during a winter in which he was one of the few riders trying to compete

in both events. The wrist added to a list that includes his shoulder and

ankle, both injured during qualifying events for the U.S. team.

His

focus will now solely be on next Tuesday's contest in the halfpipe,

which is essentially a hollowed-out ice shell with 22-foot (7-meter)

sidewalls. There is danger there, but unlike slopestyle, it's based

mostly on the types of head-over-heels tricks the riders try and not the

setup of the pipe.

In a news conference about an hour before he

gave first word of his decision to the "Today" show, White was asked

whether halfpipe was more important to him.

"For me, I definitely

feel the halfpipe carries a bit more weight, a bit more pressure. I

guess that's fair enough to say," he said.

White deemed his

jammed wrist as nothing serious and said reports about it were

overblown. But he said there remained serious issues with the slopestyle

course.

"There are definitely concerns about the course," he

said. "It's been interesting to see how it's developed and changed over

the past couple days.
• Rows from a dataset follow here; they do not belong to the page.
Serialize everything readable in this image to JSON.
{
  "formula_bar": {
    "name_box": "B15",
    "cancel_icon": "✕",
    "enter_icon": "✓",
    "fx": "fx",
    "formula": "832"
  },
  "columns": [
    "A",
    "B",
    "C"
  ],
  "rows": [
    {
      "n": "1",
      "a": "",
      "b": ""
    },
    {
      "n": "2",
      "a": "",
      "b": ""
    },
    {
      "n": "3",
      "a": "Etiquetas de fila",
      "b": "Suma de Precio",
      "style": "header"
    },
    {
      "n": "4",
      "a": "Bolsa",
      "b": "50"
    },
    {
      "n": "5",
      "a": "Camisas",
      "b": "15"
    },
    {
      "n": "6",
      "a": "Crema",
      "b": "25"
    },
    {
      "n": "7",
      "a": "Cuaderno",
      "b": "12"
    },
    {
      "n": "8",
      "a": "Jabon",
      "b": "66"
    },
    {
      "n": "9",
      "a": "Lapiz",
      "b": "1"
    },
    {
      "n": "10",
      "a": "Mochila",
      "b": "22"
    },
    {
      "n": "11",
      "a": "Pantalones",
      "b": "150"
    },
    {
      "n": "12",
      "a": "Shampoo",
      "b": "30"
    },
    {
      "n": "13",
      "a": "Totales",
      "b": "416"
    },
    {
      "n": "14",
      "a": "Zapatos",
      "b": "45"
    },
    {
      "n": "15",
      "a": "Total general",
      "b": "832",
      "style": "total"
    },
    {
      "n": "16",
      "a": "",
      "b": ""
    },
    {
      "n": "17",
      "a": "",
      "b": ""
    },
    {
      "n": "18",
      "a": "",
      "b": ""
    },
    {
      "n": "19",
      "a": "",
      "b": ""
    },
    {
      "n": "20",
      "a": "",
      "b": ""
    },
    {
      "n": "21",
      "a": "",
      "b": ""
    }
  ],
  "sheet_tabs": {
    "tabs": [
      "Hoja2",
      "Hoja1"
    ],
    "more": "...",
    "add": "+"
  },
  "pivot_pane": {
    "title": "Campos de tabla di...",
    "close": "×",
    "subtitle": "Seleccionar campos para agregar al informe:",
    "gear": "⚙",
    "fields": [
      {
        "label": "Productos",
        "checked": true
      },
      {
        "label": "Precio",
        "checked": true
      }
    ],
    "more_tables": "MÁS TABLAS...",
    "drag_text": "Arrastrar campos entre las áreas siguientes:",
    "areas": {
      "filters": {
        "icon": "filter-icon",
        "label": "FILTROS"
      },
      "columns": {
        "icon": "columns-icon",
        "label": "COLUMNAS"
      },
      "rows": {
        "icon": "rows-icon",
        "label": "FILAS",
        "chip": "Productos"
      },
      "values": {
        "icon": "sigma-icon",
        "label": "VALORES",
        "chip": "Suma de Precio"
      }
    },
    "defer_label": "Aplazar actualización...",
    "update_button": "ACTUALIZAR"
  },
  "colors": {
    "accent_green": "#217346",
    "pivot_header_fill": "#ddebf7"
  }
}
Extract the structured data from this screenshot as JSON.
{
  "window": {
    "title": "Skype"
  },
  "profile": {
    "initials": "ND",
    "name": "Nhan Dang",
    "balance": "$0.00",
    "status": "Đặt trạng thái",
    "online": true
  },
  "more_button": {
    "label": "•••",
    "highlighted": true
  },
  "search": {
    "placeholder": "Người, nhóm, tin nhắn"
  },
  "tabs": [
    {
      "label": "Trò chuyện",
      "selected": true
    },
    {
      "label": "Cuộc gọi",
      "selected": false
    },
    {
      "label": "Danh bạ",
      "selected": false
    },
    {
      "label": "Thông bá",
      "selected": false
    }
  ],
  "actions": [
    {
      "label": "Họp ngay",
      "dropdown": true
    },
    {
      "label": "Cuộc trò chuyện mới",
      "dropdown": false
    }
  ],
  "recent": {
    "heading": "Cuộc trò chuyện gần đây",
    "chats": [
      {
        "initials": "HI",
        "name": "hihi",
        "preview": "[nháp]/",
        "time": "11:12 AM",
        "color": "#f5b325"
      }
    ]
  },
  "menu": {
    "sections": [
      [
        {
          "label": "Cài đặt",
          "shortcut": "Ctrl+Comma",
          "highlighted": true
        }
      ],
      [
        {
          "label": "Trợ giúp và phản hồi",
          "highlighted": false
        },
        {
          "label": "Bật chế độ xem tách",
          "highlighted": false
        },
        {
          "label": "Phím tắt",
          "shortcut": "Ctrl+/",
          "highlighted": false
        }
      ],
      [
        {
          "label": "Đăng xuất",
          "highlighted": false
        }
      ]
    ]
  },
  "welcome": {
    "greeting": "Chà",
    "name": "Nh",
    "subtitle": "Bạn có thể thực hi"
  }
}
The big question is if it will continue to change.

Because every day, they have riders meetings and they give feedback.

Sometimes there's changes, sometimes there's not."

Reaction came from several corners, not all of them positive.

"Mr.

White... It's easy to find excuses to pull out of a contest when you

think you can't win," Canadian rider Sebastian Toutant tweeted.

White's

prospects for slopestyle were uncertain, at best. He's the five-time

Winter X Games champion, though he more or less gave up the event about

six years ago to focus solely on the halfpipe. But he hurt his ankle on

the halfpipe in the season's first Olympic qualifier, then bashed his

shoulder during a nasty fall in slopestyle about a month later.

He

pulled out of events, changed his mind about the X Games — considered

the biggest snowboarding event outside of the Olympics — a few times

before skipping that, as well. In all, it has been a hectic lead-up

period as he tried to juggle both events, and it didn't stop once he

reached Russia. The slopestyle final is set for Saturday, which would

cost him the first day of practice on the halfpipe.

"It's tough

juggling both events," White said during the news conference.

"Definitely not easy. It's something that's been talked about quite a

bit. Losing a day of practice is a serious thing, especially with a new

course and the challenges I'd face in slopestyle."

He said watching the injuries pile up on the course didn't build much confidence.

Another

top rider, Torstein Horgmo of Norway, was forced out after breaking his

collarbone during practice Monday. On Tuesday, Finnish rider Marika

Enne was carted off the course with a concussion.

Many riders

said the dangers of the course were being overblown — "There's no way

this course is too dangerous," American Sage Kotsenburg said.

Others, however, admitted they were having a tough time.

"It's

a little intense, a little challenging," said American rider Jamie

Anderson, a gold-medal favorite on the women's side. "The jumps are

still a little weird. I'm having a questionable time getting used to

them. But I'm just being slow, patient, taking them one jump at a time."

American Nick Goepper, a favorite in the skiing version of slopestyle, was surprised by White's news.

"He's

a notable person and he probably would have brought more viewers to

slopestyle," Goepper said. "But it opens the door for other athletes,

and if anything, it means he's going to come back in four years and be

even more prepared for slopestyle."

___

AP Sports Writer Will Graves contributed to this report.